> **EXERCISE AIM**
Reprint every entry, character for character.

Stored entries

----------

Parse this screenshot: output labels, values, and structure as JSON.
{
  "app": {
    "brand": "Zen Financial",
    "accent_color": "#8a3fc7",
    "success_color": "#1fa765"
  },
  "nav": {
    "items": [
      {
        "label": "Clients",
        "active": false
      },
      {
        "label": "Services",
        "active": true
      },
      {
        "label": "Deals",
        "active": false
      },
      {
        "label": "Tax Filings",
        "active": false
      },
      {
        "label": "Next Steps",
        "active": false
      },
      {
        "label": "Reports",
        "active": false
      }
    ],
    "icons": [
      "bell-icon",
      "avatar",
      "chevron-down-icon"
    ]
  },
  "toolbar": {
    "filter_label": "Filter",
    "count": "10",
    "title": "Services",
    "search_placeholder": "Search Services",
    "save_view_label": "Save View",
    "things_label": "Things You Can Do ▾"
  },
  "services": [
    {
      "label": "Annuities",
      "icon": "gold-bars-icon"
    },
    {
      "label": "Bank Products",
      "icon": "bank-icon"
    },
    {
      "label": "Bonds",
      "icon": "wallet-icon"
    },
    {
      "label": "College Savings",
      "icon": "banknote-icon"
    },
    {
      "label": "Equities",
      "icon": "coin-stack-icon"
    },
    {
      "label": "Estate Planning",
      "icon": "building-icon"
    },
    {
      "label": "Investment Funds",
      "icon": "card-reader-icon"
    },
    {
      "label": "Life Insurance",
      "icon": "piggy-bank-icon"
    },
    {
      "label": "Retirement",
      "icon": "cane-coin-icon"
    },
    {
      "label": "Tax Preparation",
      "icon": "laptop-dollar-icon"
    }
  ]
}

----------

> **THE COMPLETED TASK**
Parse this screenshot: output labels, values, and structure as JSON.
{
  "app": {
    "brand": "Zen Financial",
    "accent_color": "#8a3fc7",
    "success_color": "#1fa765"
  },
  "nav": {
    "items": [
      {
        "label": "Clients",
        "active": false
      },
      {
        "label": "Services",
        "active": true
      },
      {
        "label": "Deals",
        "active": false
      },
      {
        "label": "Tax Filings",
        "active": false
      },
      {
        "label": "Next Steps",
        "active": false
      },
      {
        "label": "Reports",
        "active": false
      }
    ],
    "icons": [
      "bell-icon",
      "avatar",
      "chevron-down-icon"
    ]
  },
  "toolbar": {
    "filter_label": "Filter",
    "count": "10",
    "title": "Services",
    "search_placeholder": "Search Services",
    "save_view_label": "Save View",
    "things_label": "Things You Can Do ▾"
  },
  "services": [
    {
      "label": "Annuities",
      "icon": "gold-bars-icon"
    },
    {
      "label": "Bank Products",
      "icon": "bank-icon"
    },
    {
      "label": "Bonds",
      "icon": "wallet-icon"
    },
    {
      "label": "College Savings",
      "icon": "banknote-icon"
    },
    {
      "label": "Equities",
      "icon": "coin-stack-icon"
    },
    {
      "label": "Estate Planning",
      "icon": "building-icon"
    },
    {
      "label": "Investment Funds",
      "icon": "card-reader-icon"
    },
    {
      "label": "Life Insurance",
      "icon": "piggy-bank-icon"
    },
    {
      "label": "Retirement",
      "icon": "cane-coin-icon"
    },
    {
      "label": "Tax Preparation",
      "icon": "laptop-dollar-icon"
    }
  ]
}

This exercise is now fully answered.